§ **What is required**: Each line below should be written out exactly, with none skipped.

== Data to examine

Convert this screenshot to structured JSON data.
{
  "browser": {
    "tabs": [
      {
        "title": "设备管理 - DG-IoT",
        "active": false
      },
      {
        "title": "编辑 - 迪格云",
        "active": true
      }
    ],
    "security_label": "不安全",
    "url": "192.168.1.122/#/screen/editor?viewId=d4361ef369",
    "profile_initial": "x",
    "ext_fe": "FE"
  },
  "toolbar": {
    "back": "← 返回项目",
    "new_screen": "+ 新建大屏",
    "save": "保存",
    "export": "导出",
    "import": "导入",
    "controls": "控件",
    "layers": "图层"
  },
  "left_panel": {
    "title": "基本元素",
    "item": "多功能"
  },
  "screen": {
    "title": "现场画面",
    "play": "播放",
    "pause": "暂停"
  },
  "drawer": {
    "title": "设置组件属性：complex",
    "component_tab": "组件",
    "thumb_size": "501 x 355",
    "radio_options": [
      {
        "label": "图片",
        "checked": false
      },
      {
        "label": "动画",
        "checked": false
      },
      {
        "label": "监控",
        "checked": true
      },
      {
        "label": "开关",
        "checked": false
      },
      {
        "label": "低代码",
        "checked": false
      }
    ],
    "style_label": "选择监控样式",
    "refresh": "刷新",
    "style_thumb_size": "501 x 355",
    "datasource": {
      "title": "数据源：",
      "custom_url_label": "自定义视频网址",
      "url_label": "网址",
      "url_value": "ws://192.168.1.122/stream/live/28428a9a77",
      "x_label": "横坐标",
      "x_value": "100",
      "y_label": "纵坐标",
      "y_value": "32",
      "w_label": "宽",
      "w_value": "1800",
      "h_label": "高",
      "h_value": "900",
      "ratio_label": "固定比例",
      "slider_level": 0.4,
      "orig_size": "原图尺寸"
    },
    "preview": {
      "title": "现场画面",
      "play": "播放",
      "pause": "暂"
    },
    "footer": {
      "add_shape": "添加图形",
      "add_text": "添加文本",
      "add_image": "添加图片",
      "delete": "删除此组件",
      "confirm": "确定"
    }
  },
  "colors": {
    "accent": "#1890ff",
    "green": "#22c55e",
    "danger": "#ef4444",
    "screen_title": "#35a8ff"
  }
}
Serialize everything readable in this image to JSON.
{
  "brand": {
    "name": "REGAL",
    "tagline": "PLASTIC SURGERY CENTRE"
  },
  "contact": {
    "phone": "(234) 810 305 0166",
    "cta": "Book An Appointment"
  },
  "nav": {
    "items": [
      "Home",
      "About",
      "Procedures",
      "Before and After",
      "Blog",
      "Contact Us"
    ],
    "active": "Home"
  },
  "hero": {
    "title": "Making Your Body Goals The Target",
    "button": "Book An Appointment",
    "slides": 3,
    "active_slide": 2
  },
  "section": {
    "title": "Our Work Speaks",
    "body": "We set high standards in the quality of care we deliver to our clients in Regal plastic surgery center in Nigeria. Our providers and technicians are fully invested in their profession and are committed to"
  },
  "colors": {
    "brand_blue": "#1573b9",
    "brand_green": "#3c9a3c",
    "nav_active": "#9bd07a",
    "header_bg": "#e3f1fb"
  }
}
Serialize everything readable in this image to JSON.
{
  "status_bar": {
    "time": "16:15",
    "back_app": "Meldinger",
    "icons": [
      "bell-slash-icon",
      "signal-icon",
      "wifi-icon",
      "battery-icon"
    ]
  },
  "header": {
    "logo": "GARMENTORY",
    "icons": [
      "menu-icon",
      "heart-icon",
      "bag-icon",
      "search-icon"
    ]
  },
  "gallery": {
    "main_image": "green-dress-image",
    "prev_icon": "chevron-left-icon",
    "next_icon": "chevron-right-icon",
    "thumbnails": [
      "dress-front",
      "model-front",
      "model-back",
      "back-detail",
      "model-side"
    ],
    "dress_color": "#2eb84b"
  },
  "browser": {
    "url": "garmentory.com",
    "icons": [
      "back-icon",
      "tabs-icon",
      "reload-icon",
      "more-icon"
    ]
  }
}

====

§ **Exercise output**:
Convert this screenshot to structured JSON data.
{
  "browser": {
    "tabs": [
      {
        "title": "设备管理 - DG-IoT",
        "active": false
      },
      {
        "title": "编辑 - 迪格云",
        "active": true
      }
    ],
    "security_label": "不安全",
    "url": "192.168.1.122/#/screen/editor?viewId=d4361ef369",
    "profile_initial": "x",
    "ext_fe": "FE"
  },
  "toolbar": {
    "back": "← 返回项目",
    "new_screen": "+ 新建大屏",
    "save": "保存",
    "export": "导出",
    "import": "导入",
    "controls": "控件",
    "layers": "图层"
  },
  "left_panel": {
    "title": "基本元素",
    "item": "多功能"
  },
  "screen": {
    "title": "现场画面",
    "play": "播放",
    "pause": "暂停"
  },
  "drawer": {
    "title": "设置组件属性：complex",
    "component_tab": "组件",
    "thumb_size": "501 x 355",
    "radio_options": [
      {
        "label": "图片",
        "checked": false
      },
      {
        "label": "动画",
        "checked": false
      },
      {
        "label": "监控",
        "checked": true
      },
      {
        "label": "开关",
        "checked": false
      },
      {
        "label": "低代码",
        "checked": false
      }
    ],
    "style_label": "选择监控样式",
    "refresh": "刷新",
    "style_thumb_size": "501 x 355",
    "datasource": {
      "title": "数据源：",
      "custom_url_label": "自定义视频网址",
      "url_label": "网址",
      "url_value": "ws://192.168.1.122/stream/live/28428a9a77",
      "x_label": "横坐标",
      "x_value": "100",
      "y_label": "纵坐标",
      "y_value": "32",
      "w_label": "宽",
      "w_value": "1800",
      "h_label": "高",
      "h_value": "900",
      "ratio_label": "固定比例",
      "slider_level": 0.4,
      "orig_size": "原图尺寸"
    },
    "preview": {
      "title": "现场画面",
      "play": "播放",
      "pause": "暂"
    },
    "footer": {
      "add_shape": "添加图形",
      "add_text": "添加文本",
      "add_image": "添加图片",
      "delete": "删除此组件",
      "confirm": "确定"
    }
  },
  "colors": {
    "accent": "#1890ff",
    "green": "#22c55e",
    "danger": "#ef4444",
    "screen_title": "#35a8ff"
  }
}
Serialize everything readable in this image to JSON.
{
  "brand": {
    "name": "REGAL",
    "tagline": "PLASTIC SURGERY CENTRE"
  },
  "contact": {
    "phone": "(234) 810 305 0166",
    "cta": "Book An Appointment"
  },
  "nav": {
    "items": [
      "Home",
      "About",
      "Procedures",
      "Before and After",
      "Blog",
      "Contact Us"
    ],
    "active": "Home"
  },
  "hero": {
    "title": "Making Your Body Goals The Target",
    "button": "Book An Appointment",
    "slides": 3,
    "active_slide": 2
  },
  "section": {
    "title": "Our Work Speaks",
    "body": "We set high standards in the quality of care we deliver to our clients in Regal plastic surgery center in Nigeria. Our providers and technicians are fully invested in their profession and are committed to"
  },
  "colors": {
    "brand_blue": "#1573b9",
    "brand_green": "#3c9a3c",
    "nav_active": "#9bd07a",
    "header_bg": "#e3f1fb"
  }
}
Serialize everything readable in this image to JSON.
{
  "status_bar": {
    "time": "16:15",
    "back_app": "Meldinger",
    "icons": [
      "bell-slash-icon",
      "signal-icon",
      "wifi-icon",
      "battery-icon"
    ]
  },
  "header": {
    "logo": "GARMENTORY",
    "icons": [
      "menu-icon",
      "heart-icon",
      "bag-icon",
      "search-icon"
    ]
  },
  "gallery": {
    "main_image": "green-dress-image",
    "prev_icon": "chevron-left-icon",
    "next_icon": "chevron-right-icon",
    "thumbnails": [
      "dress-front",
      "model-front",
      "model-back",
      "back-detail",
      "model-side"
    ],
    "dress_color": "#2eb84b"
  },
  "browser": {
    "url": "garmentory.com",
    "icons": [
      "back-icon",
      "tabs-icon",
      "reload-icon",
      "more-icon"
    ]
  }
}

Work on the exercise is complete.